WORK ORDER:
What lines in the records below mention "screenshot"? List them all.

# # # # # # #

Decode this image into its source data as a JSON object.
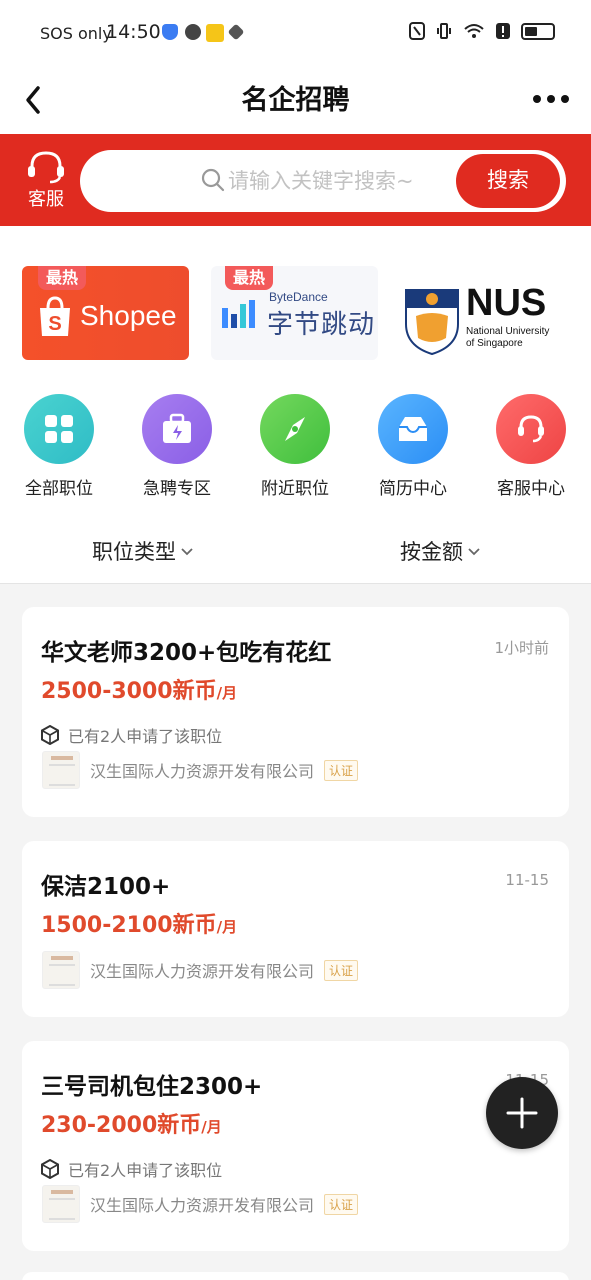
{
  "status_bar": {
    "carrier": "SOS only",
    "time": "14:50"
  },
  "header": {
    "title": "名企招聘"
  },
  "search": {
    "customer_service_label": "客服",
    "placeholder": "请输入关键字搜索~",
    "button_label": "搜索"
  },
  "featured": [
    {
      "name": "Shopee",
      "badge": "最热"
    },
    {
      "name_en": "ByteDance",
      "name_cn": "字节跳动",
      "badge": "最热"
    },
    {
      "name": "NUS",
      "subtitle_line1": "National University",
      "subtitle_line2": "of Singapore"
    }
  ],
  "quick_links": [
    {
      "label": "全部职位",
      "icon": "grid-icon"
    },
    {
      "label": "急聘专区",
      "icon": "urgent-briefcase-icon"
    },
    {
      "label": "附近职位",
      "icon": "compass-icon"
    },
    {
      "label": "简历中心",
      "icon": "inbox-icon"
    },
    {
      "label": "客服中心",
      "icon": "headset-icon"
    }
  ],
  "filters": {
    "type_label": "职位类型",
    "salary_label": "按金额"
  },
  "jobs": [
    {
      "title": "华文老师3200+包吃有花红",
      "time": "1小时前",
      "salary": "2500-3000新币",
      "unit": "/月",
      "applied": "已有2人申请了该职位",
      "company": "汉生国际人力资源开发有限公司",
      "verified": "认证"
    },
    {
      "title": "保洁2100+",
      "time": "11-15",
      "salary": "1500-2100新币",
      "unit": "/月",
      "company": "汉生国际人力资源开发有限公司",
      "verified": "认证"
    },
    {
      "title": "三号司机包住2300+",
      "time": "11-15",
      "salary": "230-2000新币",
      "unit": "/月",
      "applied": "已有2人申请了该职位",
      "company": "汉生国际人力资源开发有限公司",
      "verified": "认证"
    }
  ],
  "colors": {
    "brand_red": "#e02b20",
    "salary_red": "#e04a2c"
  }
}
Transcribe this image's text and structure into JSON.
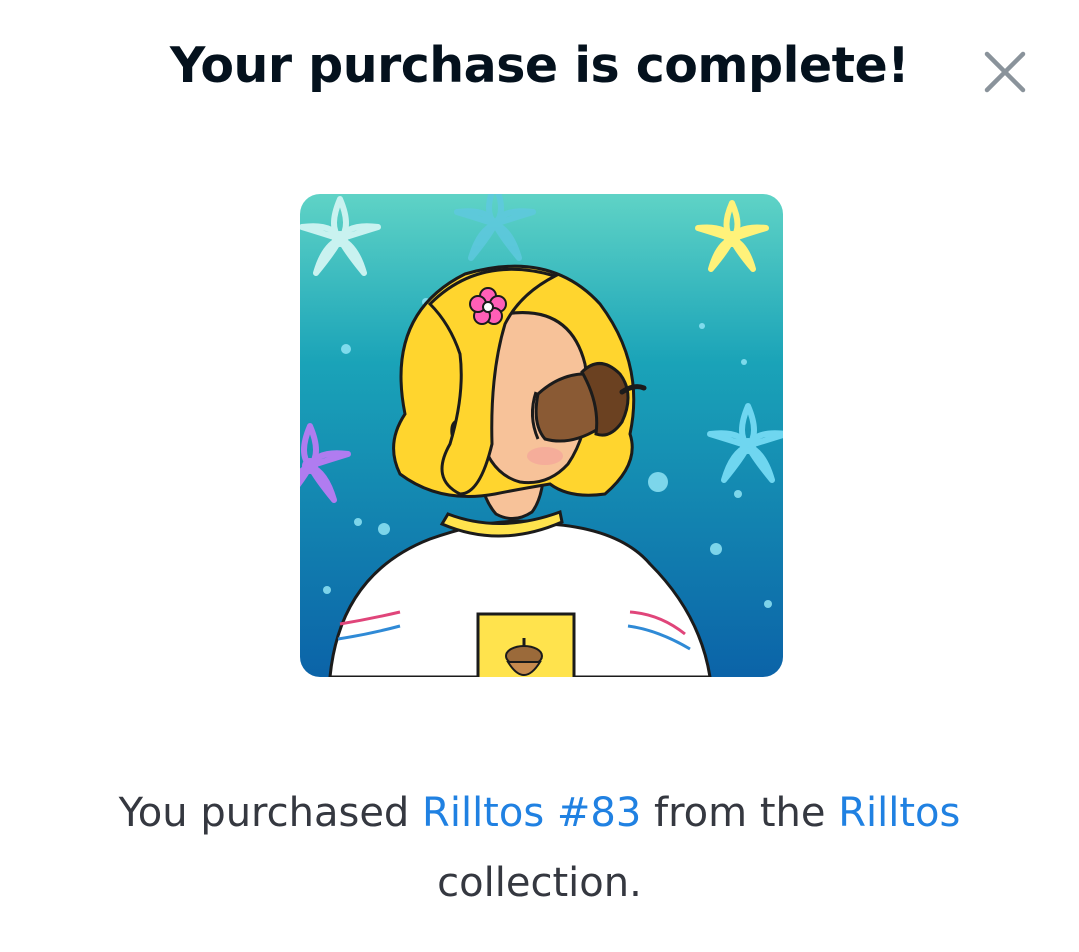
{
  "modal": {
    "title": "Your purchase is complete!",
    "close_icon": "close-icon"
  },
  "nft": {
    "image_alt": "Rilltos #83 artwork",
    "icon": "nft-artwork-image"
  },
  "message": {
    "prefix": "You purchased ",
    "item_link": "Rilltos #83",
    "middle": " from the ",
    "collection_link": "Rilltos",
    "suffix_line2": "collection."
  },
  "colors": {
    "title": "#04111d",
    "body_text": "#353840",
    "link": "#2081e2",
    "close_icon": "#8a939b"
  }
}
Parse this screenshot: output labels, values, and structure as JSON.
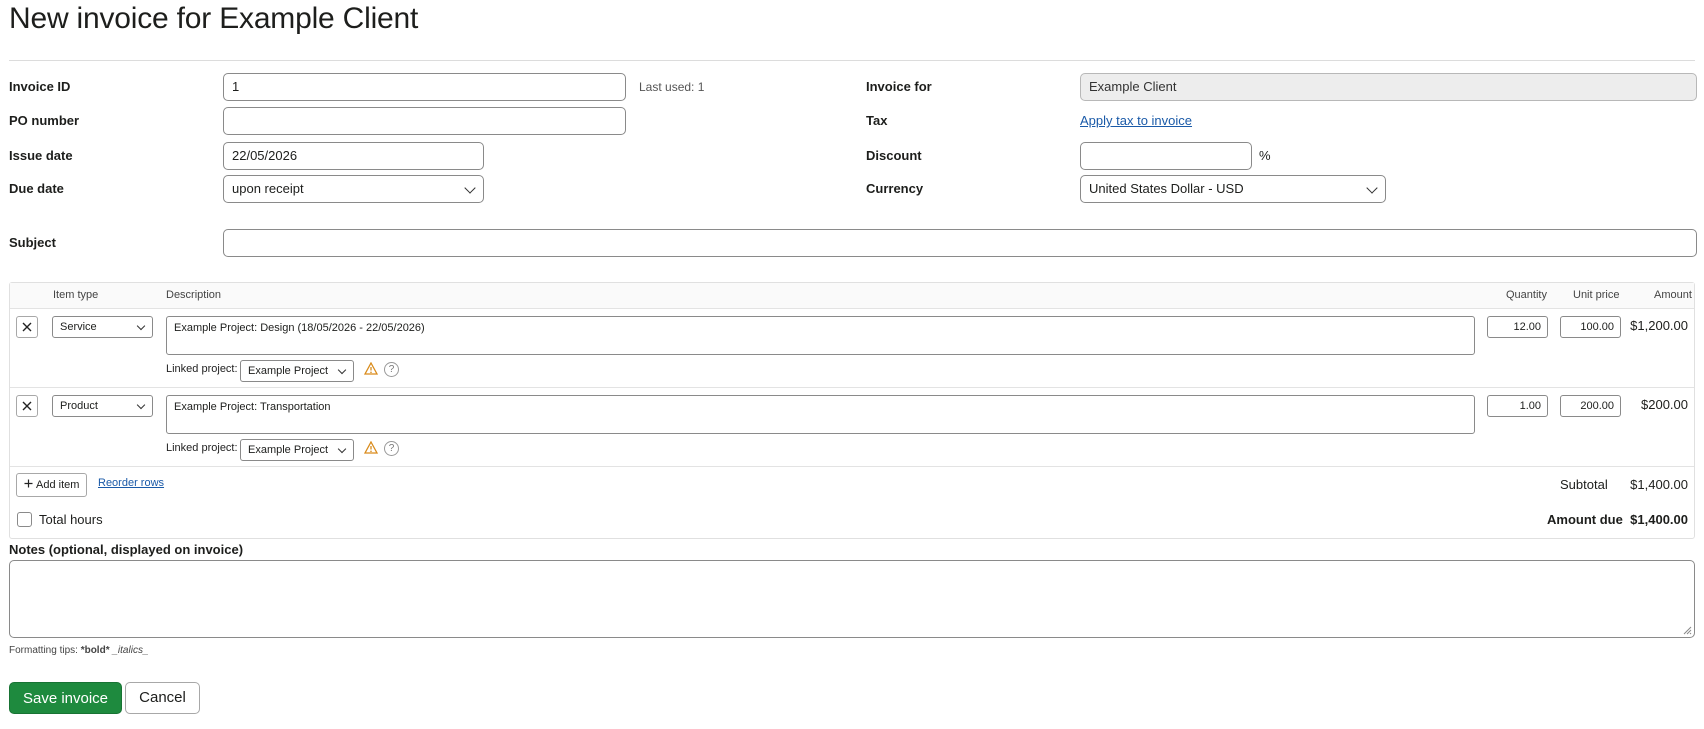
{
  "page": {
    "title": "New invoice for Example Client"
  },
  "form": {
    "invoice_id": {
      "label": "Invoice ID",
      "value": "1",
      "last_used": "Last used: 1"
    },
    "po_number": {
      "label": "PO number",
      "value": ""
    },
    "issue_date": {
      "label": "Issue date",
      "value": "22/05/2026"
    },
    "due_date": {
      "label": "Due date",
      "value": "upon receipt"
    },
    "invoice_for": {
      "label": "Invoice for",
      "value": "Example Client"
    },
    "tax": {
      "label": "Tax",
      "link": "Apply tax to invoice"
    },
    "discount": {
      "label": "Discount",
      "value": "",
      "suffix": "%"
    },
    "currency": {
      "label": "Currency",
      "value": "United States Dollar - USD"
    },
    "subject": {
      "label": "Subject",
      "value": ""
    }
  },
  "items": {
    "headers": {
      "item_type": "Item type",
      "description": "Description",
      "quantity": "Quantity",
      "unit_price": "Unit price",
      "amount": "Amount"
    },
    "rows": [
      {
        "remove_icon": "close-icon",
        "item_type": "Service",
        "description": "Example Project: Design (18/05/2026 - 22/05/2026)",
        "linked_label": "Linked project:",
        "linked_project": "Example Project",
        "quantity": "12.00",
        "unit_price": "100.00",
        "amount": "$1,200.00"
      },
      {
        "remove_icon": "close-icon",
        "item_type": "Product",
        "description": "Example Project: Transportation",
        "linked_label": "Linked project:",
        "linked_project": "Example Project",
        "quantity": "1.00",
        "unit_price": "200.00",
        "amount": "$200.00"
      }
    ],
    "add_item": "Add item",
    "reorder_rows": "Reorder rows",
    "total_hours": "Total hours",
    "subtotal_label": "Subtotal",
    "subtotal": "$1,400.00",
    "amount_due_label": "Amount due",
    "amount_due": "$1,400.00",
    "help_glyph": "?"
  },
  "notes": {
    "label": "Notes (optional, displayed on invoice)",
    "value": "",
    "tips_prefix": "Formatting tips:",
    "tips_bold": "*bold*",
    "tips_italic": "_italics_"
  },
  "actions": {
    "save": "Save invoice",
    "cancel": "Cancel"
  },
  "colors": {
    "primary": "#1e8a3e",
    "link": "#1a5aa8",
    "warning": "#d98b1b"
  }
}
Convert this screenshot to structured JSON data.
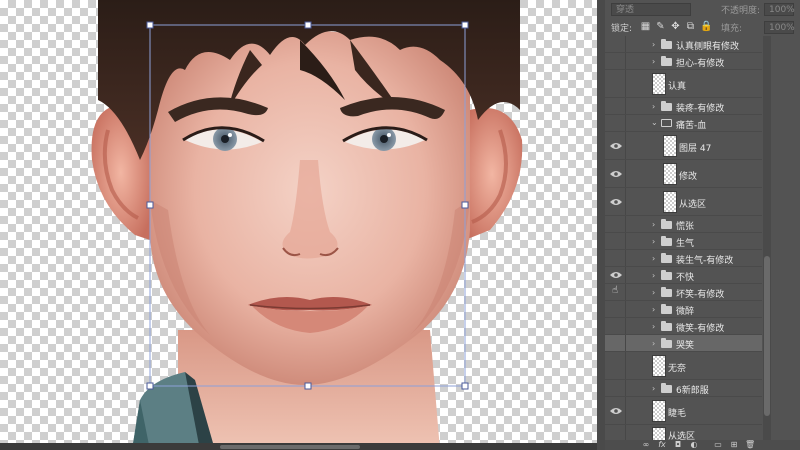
{
  "canvas": {
    "portrait": "illustrated male portrait",
    "transform_box": true
  },
  "panel": {
    "blend_mode": "穿透",
    "opacity_label": "不透明度:",
    "opacity_value": "100%",
    "lock_label": "锁定:",
    "fill_label": "填充:",
    "fill_value": "100%",
    "layers": [
      {
        "name": "认真侧眼有修改",
        "kind": "group",
        "visible": false,
        "expanded": false
      },
      {
        "name": "担心-有修改",
        "kind": "group",
        "visible": false,
        "expanded": false
      },
      {
        "name": "认真",
        "kind": "layer",
        "visible": false
      },
      {
        "name": "装疼-有修改",
        "kind": "group",
        "visible": false,
        "expanded": false
      },
      {
        "name": "痛苦-血",
        "kind": "group",
        "visible": false,
        "expanded": true
      },
      {
        "name": "图层 47",
        "kind": "layer",
        "visible": true
      },
      {
        "name": "修改",
        "kind": "layer",
        "visible": true
      },
      {
        "name": "从选区",
        "kind": "layer",
        "visible": true
      },
      {
        "name": "慌张",
        "kind": "group",
        "visible": false,
        "expanded": false
      },
      {
        "name": "生气",
        "kind": "group",
        "visible": false,
        "expanded": false
      },
      {
        "name": "装生气-有修改",
        "kind": "group",
        "visible": false,
        "expanded": false
      },
      {
        "name": "不快",
        "kind": "group",
        "visible": true,
        "expanded": false
      },
      {
        "name": "坏笑-有修改",
        "kind": "group",
        "visible": false,
        "expanded": false
      },
      {
        "name": "微醉",
        "kind": "group",
        "visible": false,
        "expanded": false
      },
      {
        "name": "微笑-有修改",
        "kind": "group",
        "visible": false,
        "expanded": false
      },
      {
        "name": "哭笑",
        "kind": "group",
        "visible": false,
        "expanded": false,
        "selected": true
      },
      {
        "name": "无奈",
        "kind": "layer",
        "visible": false
      },
      {
        "name": "6新郎服",
        "kind": "group",
        "visible": false,
        "expanded": false
      },
      {
        "name": "睫毛",
        "kind": "layer",
        "visible": true
      },
      {
        "name": "从选区",
        "kind": "layer",
        "visible": false
      }
    ],
    "bottom_icons": [
      "link-icon",
      "fx-icon",
      "mask-icon",
      "adjustment-icon",
      "new-group-icon",
      "new-layer-icon",
      "trash-icon"
    ]
  }
}
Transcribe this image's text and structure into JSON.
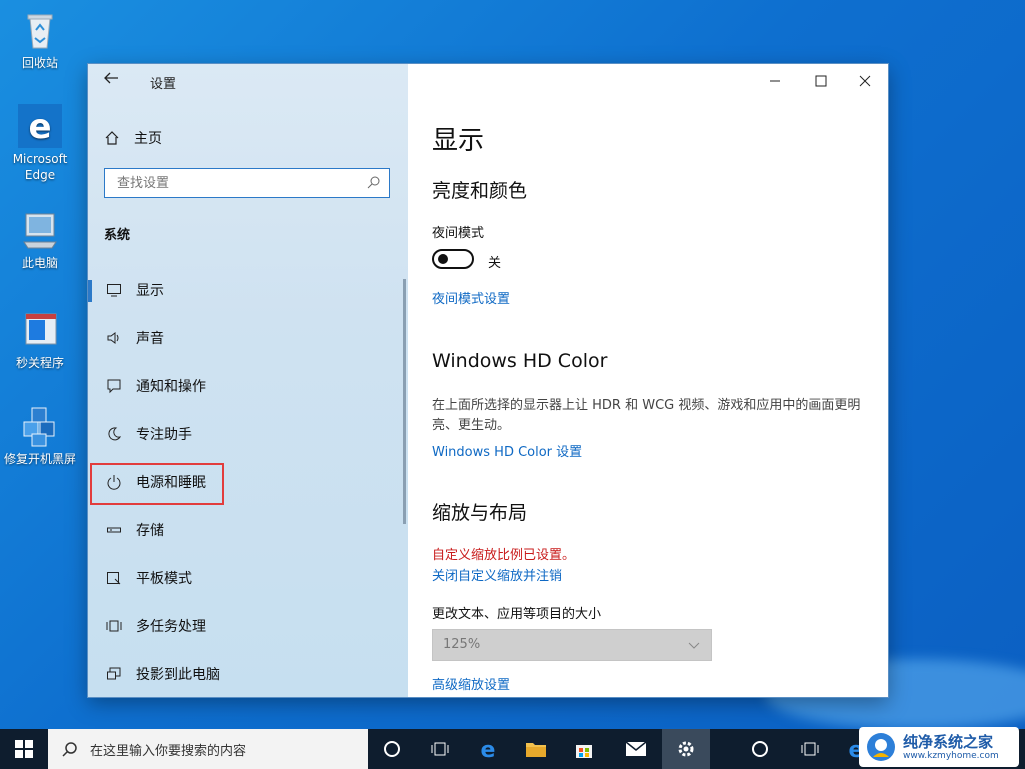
{
  "desktop": {
    "icons": [
      {
        "label": "回收站"
      },
      {
        "label": "Microsoft Edge"
      },
      {
        "label": "此电脑"
      },
      {
        "label": "秒关程序"
      },
      {
        "label": "修复开机黑屏"
      }
    ]
  },
  "sidebar": {
    "title": "设置",
    "home_label": "主页",
    "search_placeholder": "查找设置",
    "section": "系统",
    "items": [
      {
        "label": "显示",
        "icon": "monitor-icon",
        "active": true
      },
      {
        "label": "声音",
        "icon": "speaker-icon"
      },
      {
        "label": "通知和操作",
        "icon": "notification-icon"
      },
      {
        "label": "专注助手",
        "icon": "moon-icon"
      },
      {
        "label": "电源和睡眠",
        "icon": "power-icon",
        "highlighted": true
      },
      {
        "label": "存储",
        "icon": "storage-icon"
      },
      {
        "label": "平板模式",
        "icon": "tablet-icon"
      },
      {
        "label": "多任务处理",
        "icon": "multitask-icon"
      },
      {
        "label": "投影到此电脑",
        "icon": "project-icon"
      }
    ]
  },
  "main": {
    "title": "显示",
    "brightness_heading": "亮度和颜色",
    "night_mode_label": "夜间模式",
    "night_mode_state": "关",
    "night_mode_link": "夜间模式设置",
    "hd_heading": "Windows HD Color",
    "hd_desc": "在上面所选择的显示器上让 HDR 和 WCG 视频、游戏和应用中的画面更明亮、更生动。",
    "hd_link": "Windows HD Color 设置",
    "scale_heading": "缩放与布局",
    "custom_scale_warning": "自定义缩放比例已设置。",
    "custom_scale_link": "关闭自定义缩放并注销",
    "size_label": "更改文本、应用等项目的大小",
    "size_value": "125%",
    "advanced_link": "高级缩放设置"
  },
  "taskbar": {
    "search_placeholder": "在这里输入你要搜索的内容"
  },
  "watermark": {
    "title": "纯净系统之家",
    "url": "www.kzmyhome.com"
  },
  "colors": {
    "accent": "#0f69c4",
    "warning": "#c81b1b",
    "highlight_box": "#e23c3c"
  }
}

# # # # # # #

EXPECTED OUTPUT:
Parse this screenshot: output labels, values, and structure as JSON.
Convert this screenshot to structured JSON data.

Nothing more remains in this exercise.